- "I always knew I was different..."
"I always knew I was different and that I wasn't quite like other children. It's hard to say exactly how I knew. I detected some differences and I felt that things were not the same for me as for other children. Other children seemed to behave differently, play differently and talk differently, but I didn't know why. At that time, although I felt different, I felt normal about being different. I thought I was the normal one and that it was the other people who were different, not me, which is a perfectly feasible way of thinking." ??? Kenneth Hall
- "...close to sensory overload..."
"The corridors and halls of almost any mainstream school are a constant tumult of noises, echoing, fluorescent lights, bells ringing, people bumping into each other, the smells of cleaning products and so on. For anyone with the sensory hypersensitivities and processing problems typical of an autistic spectrum condition, the result is that we often spend most of our day perilously close to sensory overload." ??? Clare Sainsbury
- "...I would get violently sick..."
"I was supersensitive to the texture of food and I had to touch everything with my fingers to see how it felt before I could put it in my mouth. I really hated it when food had things mixed with it, like...bread with fillings to make sandwiches. I NEVER NEVER put any of it into my mouth. I knew if I did I would get violently sick." ??? Sean Barron

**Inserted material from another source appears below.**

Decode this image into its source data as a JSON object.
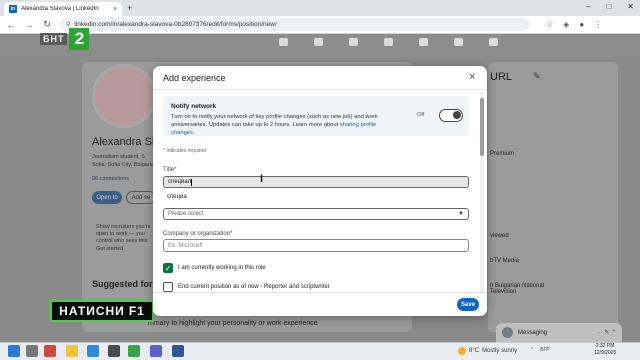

- "I pulled away when people tried to hug me..."
"I pulled away when people tried to hug me, because being touched sent an overwhelming tidal wave of stimulation through my body. Small itches and scratches that most people ignored were torture." ??? Temple Grandin
- "...I put my hands over my ears..."
"Because other people's sound processing was alien to me, I had no idea that sound should not be like a pressure-cooker lid. I put my hands to my ears for loud sudden noises. But the continuous clamour of everyday life was only relieved by movement. Even in the classroom there was visual stimulation and noise, which combined with my own breathing and a buzzing effect that I think was my own inner ear. I rocked, swayed and scampered. Even though I knew how to sit in one place and that it was expected of me." ??? Lucy Blackman
- "...a sensation of height..."
"I love feeling a sensation of height and, as a kid, was always climbing things; I love any kind of motion, like riding in a car or flying. I love spinning rides at amusement parks and when I was a kid I used to rock myself or stand up and spin around in circles. To this day I still love rocking chairs, and I even occasionally find myself spinning in my computer chair at home." ??? posted on the wrongplanet.net forum in 2007 by an adult with Asperger's syndrome
- "...my body couldn't hear me..."
"I found myself physically stuck and physically disconnected. I struggled to 'remember' how to cross the room or open a drawer, but I was now trying to remember with my body and my body had little memory of moving as me. Inside of me I was thinking, 'Come on leg, you know what to do'. But it was like my body couldn't hear me. Like I had no body memory." ??? Donna Williams